• **EXERCISE DIRECTIONS**
Work out how many lines of the material contain the string "this". Respond with the number only.
##########
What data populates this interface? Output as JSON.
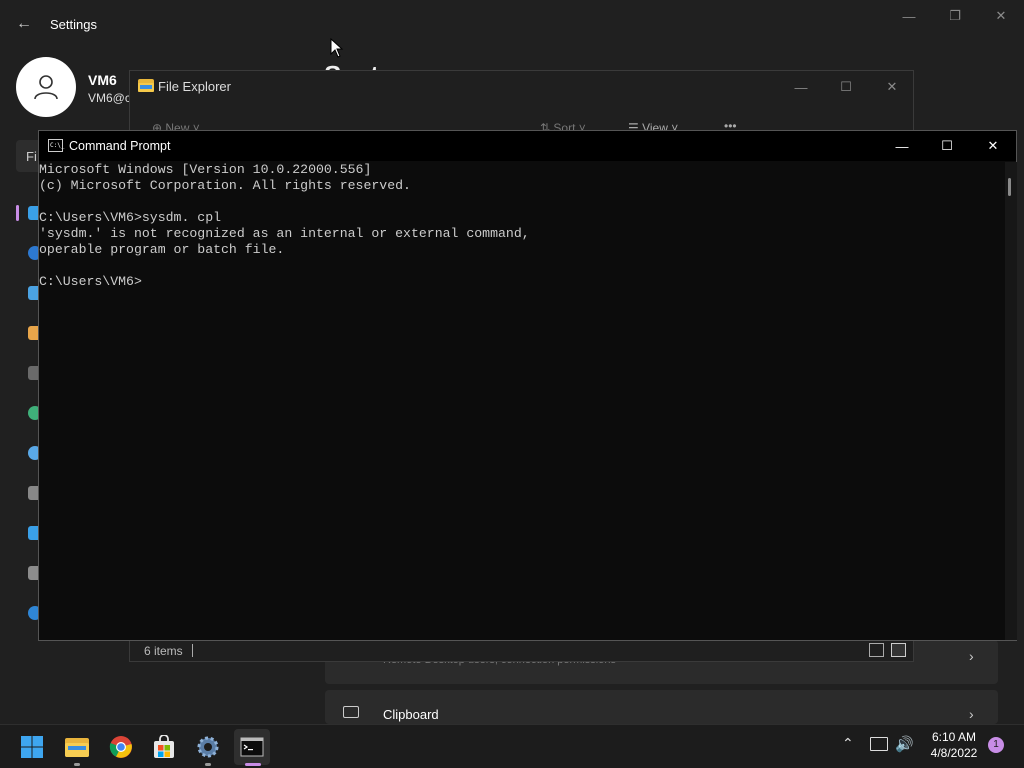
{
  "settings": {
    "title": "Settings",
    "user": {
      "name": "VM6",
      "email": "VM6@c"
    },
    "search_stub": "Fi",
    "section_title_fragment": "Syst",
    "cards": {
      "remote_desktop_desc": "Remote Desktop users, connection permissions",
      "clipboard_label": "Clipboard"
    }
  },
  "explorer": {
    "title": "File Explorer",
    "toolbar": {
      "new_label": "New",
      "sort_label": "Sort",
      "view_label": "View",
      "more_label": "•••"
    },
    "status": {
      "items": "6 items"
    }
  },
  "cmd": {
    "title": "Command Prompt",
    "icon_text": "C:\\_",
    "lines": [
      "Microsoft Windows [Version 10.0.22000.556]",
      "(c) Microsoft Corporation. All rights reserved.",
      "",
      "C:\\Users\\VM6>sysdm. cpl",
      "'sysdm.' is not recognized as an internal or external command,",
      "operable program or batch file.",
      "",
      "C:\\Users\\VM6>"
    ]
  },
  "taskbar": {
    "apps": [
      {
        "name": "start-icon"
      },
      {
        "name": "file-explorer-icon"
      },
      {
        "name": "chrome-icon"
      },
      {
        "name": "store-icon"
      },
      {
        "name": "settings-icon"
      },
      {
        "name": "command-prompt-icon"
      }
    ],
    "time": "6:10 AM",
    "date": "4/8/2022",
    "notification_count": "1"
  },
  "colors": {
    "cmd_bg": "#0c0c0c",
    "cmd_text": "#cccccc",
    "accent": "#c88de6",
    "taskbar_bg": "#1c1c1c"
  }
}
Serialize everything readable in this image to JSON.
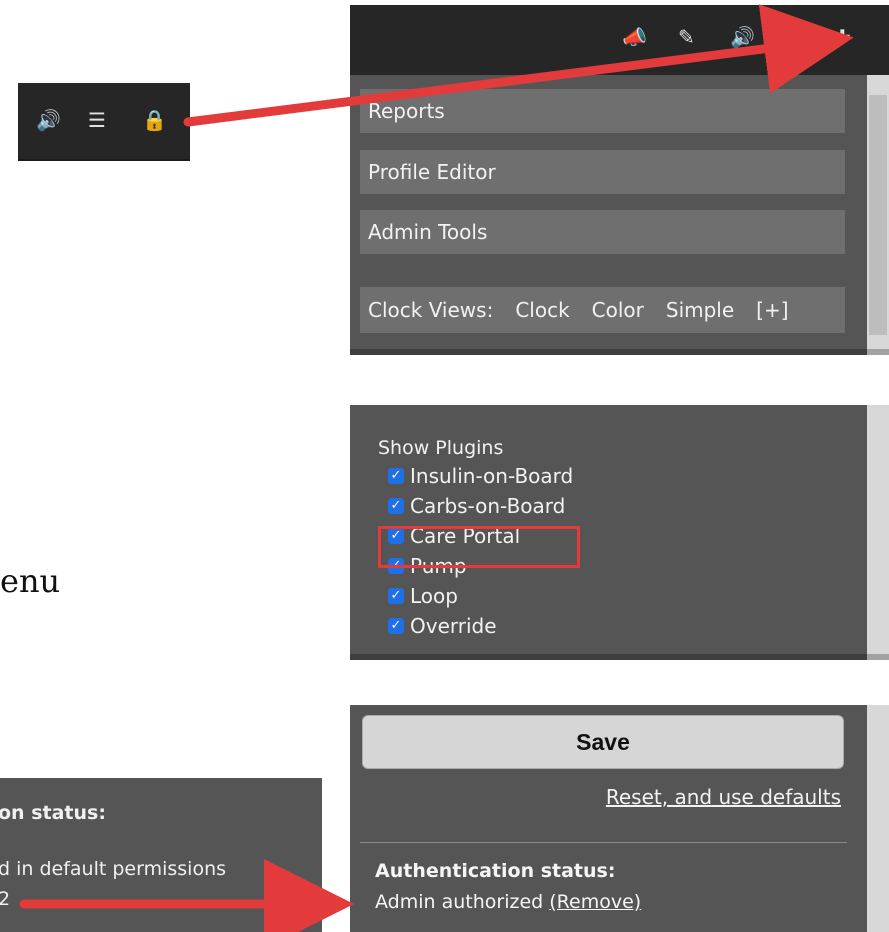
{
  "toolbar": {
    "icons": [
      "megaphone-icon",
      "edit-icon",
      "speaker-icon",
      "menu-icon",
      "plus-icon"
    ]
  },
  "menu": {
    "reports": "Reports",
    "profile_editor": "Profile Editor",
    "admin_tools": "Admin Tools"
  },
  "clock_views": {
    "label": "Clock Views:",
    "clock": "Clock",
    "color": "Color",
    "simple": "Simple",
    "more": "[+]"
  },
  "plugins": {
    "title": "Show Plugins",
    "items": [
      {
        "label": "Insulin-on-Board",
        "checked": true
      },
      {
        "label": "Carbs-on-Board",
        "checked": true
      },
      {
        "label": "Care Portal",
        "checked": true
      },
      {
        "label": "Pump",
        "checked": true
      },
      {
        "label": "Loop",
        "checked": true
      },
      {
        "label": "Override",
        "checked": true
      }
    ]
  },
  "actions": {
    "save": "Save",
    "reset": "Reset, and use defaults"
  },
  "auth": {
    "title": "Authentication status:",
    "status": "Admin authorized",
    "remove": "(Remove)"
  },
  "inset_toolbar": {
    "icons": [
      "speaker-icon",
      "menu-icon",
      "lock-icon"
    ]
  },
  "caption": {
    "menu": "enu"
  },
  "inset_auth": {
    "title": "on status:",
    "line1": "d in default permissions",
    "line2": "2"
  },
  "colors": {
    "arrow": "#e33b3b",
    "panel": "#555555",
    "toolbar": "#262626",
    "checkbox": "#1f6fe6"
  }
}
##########
• **RESPONSE TO THE TASK**
2